→ WHAT IS BEING ASKED: Where does the word "header" show up in the records? Copy every line that holds it.

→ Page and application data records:
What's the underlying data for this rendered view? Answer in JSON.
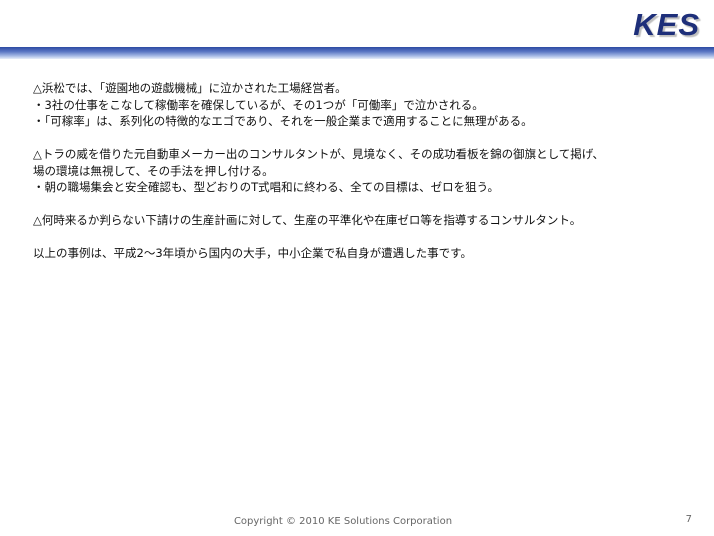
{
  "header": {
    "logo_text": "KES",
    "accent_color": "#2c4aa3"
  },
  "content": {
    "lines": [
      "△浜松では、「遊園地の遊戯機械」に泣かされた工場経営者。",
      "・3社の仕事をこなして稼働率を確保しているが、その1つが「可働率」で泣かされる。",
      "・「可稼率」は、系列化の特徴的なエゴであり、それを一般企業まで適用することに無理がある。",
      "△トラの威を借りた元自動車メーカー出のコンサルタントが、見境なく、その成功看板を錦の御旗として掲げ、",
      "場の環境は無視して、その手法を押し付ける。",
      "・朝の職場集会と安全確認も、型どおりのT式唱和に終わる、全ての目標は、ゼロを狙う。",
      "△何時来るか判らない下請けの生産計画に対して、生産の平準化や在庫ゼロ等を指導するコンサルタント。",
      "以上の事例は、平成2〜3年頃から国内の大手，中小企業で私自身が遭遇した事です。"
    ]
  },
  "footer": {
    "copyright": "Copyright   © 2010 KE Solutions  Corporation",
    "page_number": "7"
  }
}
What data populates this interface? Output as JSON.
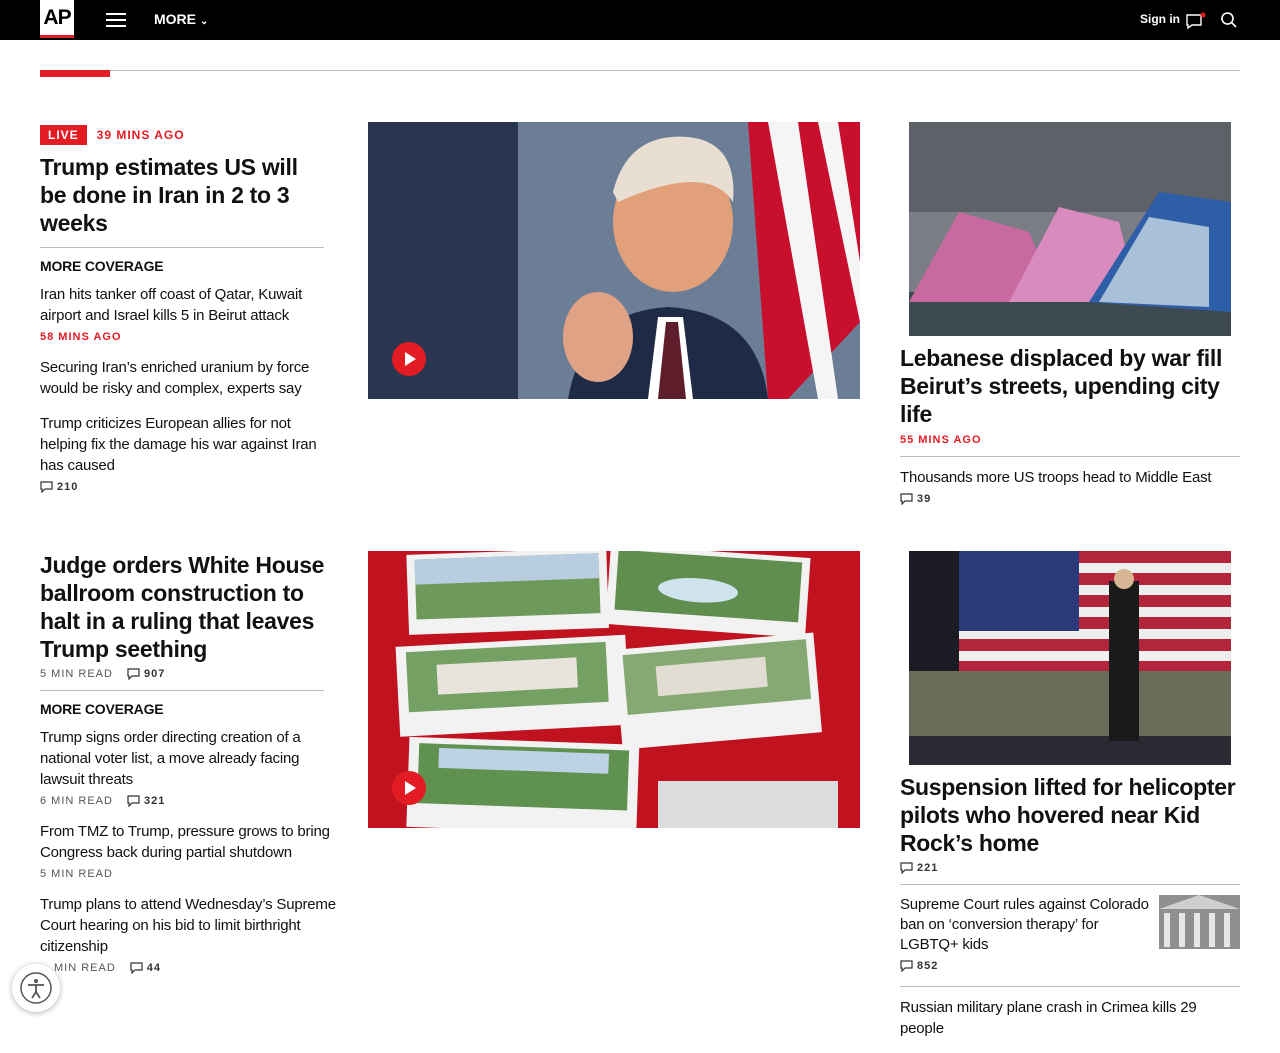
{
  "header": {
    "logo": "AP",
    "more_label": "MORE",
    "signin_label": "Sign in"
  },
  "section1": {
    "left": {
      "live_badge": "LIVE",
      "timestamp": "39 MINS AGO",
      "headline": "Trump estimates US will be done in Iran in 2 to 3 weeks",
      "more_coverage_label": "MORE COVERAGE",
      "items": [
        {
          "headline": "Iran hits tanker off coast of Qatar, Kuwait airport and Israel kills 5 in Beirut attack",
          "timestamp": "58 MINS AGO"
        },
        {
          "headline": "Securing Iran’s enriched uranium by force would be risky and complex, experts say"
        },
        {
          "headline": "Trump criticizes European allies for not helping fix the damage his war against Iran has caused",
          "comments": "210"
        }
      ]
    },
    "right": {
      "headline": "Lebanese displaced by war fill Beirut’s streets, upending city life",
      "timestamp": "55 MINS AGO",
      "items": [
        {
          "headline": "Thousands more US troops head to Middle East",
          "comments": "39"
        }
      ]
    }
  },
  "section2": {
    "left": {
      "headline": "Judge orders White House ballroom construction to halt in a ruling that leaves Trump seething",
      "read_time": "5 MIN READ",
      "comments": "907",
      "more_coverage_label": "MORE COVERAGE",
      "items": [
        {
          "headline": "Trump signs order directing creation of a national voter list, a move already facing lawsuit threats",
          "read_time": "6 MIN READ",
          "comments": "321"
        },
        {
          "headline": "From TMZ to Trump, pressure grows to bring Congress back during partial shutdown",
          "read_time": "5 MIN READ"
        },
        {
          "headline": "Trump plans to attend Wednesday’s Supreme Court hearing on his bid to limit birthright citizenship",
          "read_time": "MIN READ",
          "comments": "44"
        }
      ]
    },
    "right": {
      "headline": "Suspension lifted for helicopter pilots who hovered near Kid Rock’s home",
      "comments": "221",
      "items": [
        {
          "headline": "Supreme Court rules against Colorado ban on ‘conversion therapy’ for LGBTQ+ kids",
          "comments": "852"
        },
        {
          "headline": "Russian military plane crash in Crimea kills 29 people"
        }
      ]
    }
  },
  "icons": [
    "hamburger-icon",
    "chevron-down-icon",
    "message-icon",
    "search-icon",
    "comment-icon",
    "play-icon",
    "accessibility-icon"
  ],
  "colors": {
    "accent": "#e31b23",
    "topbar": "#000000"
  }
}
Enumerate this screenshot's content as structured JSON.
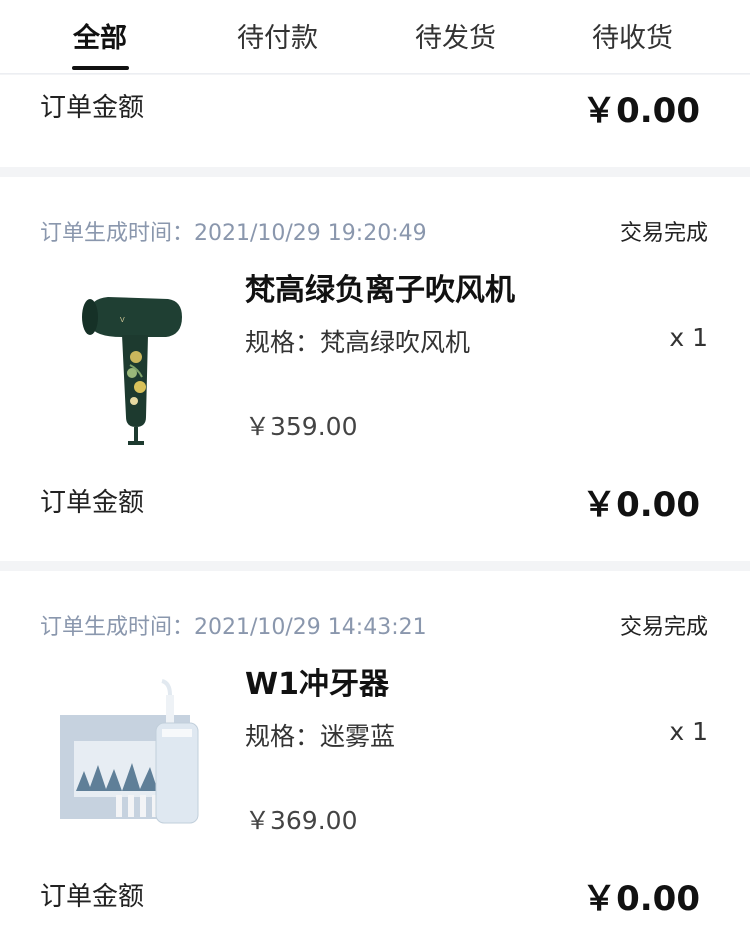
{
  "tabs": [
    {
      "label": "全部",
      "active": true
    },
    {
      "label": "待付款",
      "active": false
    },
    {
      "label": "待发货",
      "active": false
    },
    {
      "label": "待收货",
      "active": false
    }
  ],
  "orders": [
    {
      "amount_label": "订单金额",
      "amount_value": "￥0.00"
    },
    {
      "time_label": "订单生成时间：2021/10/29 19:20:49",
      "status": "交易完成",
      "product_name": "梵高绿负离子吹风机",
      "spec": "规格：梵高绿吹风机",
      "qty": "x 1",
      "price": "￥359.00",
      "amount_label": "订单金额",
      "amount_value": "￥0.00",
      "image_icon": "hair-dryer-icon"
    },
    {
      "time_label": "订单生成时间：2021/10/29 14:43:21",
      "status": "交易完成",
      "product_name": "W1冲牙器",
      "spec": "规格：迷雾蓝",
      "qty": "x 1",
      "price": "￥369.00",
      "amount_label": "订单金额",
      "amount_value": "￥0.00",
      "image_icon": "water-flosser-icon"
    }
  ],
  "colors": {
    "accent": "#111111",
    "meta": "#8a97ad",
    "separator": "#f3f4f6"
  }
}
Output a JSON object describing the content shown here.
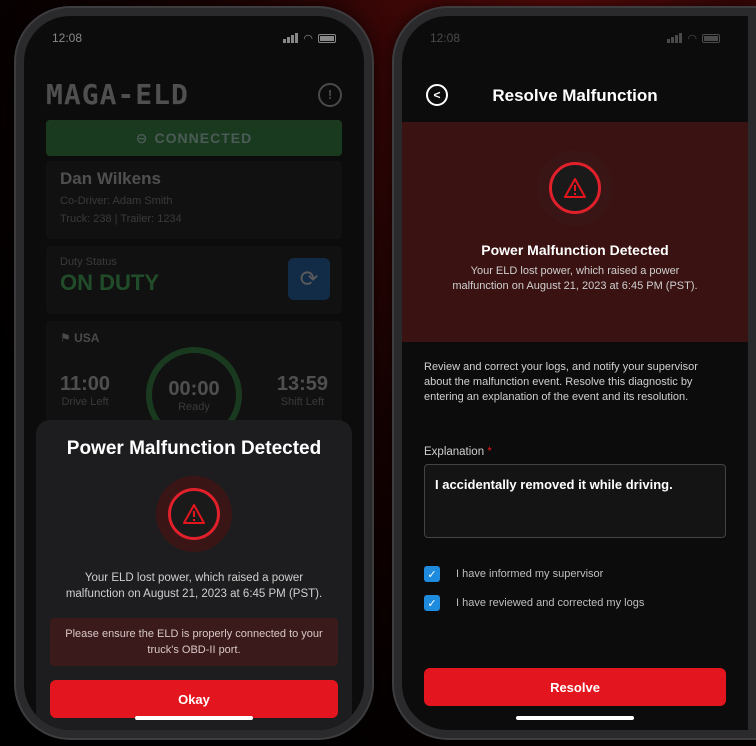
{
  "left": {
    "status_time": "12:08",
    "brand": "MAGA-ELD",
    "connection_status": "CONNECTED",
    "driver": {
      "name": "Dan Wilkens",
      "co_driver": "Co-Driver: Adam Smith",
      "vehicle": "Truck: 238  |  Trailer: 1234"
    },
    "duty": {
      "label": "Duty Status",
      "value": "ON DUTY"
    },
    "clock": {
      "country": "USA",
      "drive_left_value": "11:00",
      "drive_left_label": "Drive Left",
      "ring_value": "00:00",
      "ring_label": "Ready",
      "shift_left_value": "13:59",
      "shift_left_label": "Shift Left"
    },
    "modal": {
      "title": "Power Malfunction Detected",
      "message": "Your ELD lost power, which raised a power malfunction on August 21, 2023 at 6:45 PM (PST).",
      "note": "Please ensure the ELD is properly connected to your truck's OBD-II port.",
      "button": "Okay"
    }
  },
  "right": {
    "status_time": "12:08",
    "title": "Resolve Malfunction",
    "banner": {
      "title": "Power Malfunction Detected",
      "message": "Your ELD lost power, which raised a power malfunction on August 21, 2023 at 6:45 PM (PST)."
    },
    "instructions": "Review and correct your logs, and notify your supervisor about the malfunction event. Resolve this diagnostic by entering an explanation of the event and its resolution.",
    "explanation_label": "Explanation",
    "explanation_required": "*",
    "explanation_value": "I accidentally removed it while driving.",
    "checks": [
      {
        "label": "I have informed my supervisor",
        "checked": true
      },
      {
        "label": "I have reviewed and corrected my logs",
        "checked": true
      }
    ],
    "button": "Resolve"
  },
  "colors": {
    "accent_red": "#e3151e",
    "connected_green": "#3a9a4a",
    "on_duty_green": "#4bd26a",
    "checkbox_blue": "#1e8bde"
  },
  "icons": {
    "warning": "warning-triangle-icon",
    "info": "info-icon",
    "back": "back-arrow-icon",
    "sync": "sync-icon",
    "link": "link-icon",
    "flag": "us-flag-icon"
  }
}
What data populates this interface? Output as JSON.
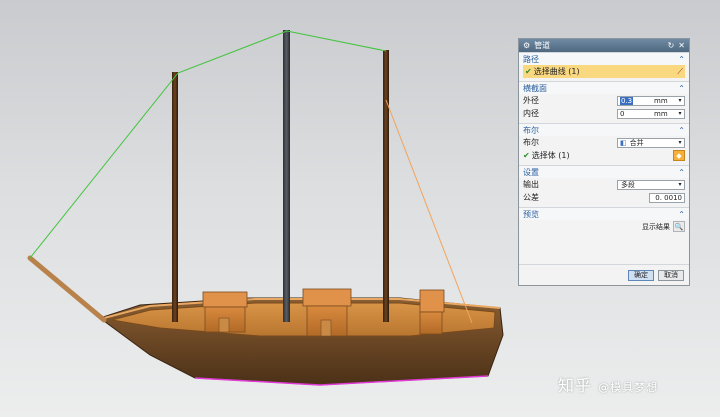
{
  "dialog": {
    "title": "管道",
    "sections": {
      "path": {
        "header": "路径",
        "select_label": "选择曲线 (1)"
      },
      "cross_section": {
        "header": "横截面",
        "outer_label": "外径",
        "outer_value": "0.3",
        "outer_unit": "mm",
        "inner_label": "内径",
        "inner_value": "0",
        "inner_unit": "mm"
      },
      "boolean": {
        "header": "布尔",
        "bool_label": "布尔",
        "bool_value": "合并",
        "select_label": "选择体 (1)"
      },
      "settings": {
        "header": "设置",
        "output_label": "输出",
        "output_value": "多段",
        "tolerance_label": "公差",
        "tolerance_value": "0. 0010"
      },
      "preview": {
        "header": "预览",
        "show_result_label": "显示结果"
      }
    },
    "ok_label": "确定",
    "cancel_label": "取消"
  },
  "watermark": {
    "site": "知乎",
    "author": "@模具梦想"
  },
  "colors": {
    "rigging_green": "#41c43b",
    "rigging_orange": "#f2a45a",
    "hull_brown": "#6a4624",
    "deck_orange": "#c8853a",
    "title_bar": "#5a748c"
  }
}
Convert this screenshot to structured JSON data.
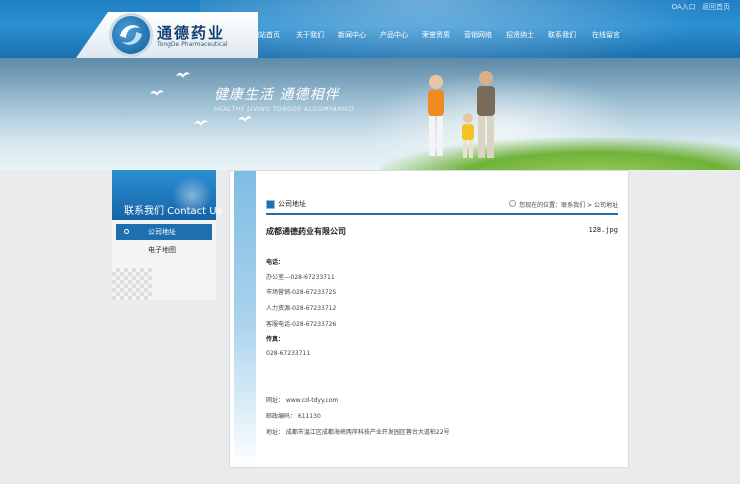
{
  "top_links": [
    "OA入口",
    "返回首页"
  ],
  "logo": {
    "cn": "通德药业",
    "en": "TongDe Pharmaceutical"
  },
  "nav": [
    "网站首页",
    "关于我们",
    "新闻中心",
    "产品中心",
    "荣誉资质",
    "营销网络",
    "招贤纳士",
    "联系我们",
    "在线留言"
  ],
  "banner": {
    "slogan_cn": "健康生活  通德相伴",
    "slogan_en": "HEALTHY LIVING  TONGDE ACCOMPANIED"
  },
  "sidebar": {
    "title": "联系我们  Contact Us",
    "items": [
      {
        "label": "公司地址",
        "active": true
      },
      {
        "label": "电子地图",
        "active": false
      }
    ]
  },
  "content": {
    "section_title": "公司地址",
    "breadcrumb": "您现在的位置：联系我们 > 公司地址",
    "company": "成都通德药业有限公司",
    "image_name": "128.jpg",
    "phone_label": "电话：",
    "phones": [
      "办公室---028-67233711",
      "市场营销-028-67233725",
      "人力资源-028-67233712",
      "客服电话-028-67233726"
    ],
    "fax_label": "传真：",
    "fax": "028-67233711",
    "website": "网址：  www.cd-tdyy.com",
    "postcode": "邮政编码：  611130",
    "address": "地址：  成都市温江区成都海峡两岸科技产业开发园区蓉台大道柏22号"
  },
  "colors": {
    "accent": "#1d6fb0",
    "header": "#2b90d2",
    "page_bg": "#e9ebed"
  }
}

→ EXERCISE OUTPUT:
  "header": {
  "header": {
        "header": "路径",
        "header": "横截面",
        "header": "布尔",
        "header": "设置",
        "header": "预览",
    "header": "#2b90d2",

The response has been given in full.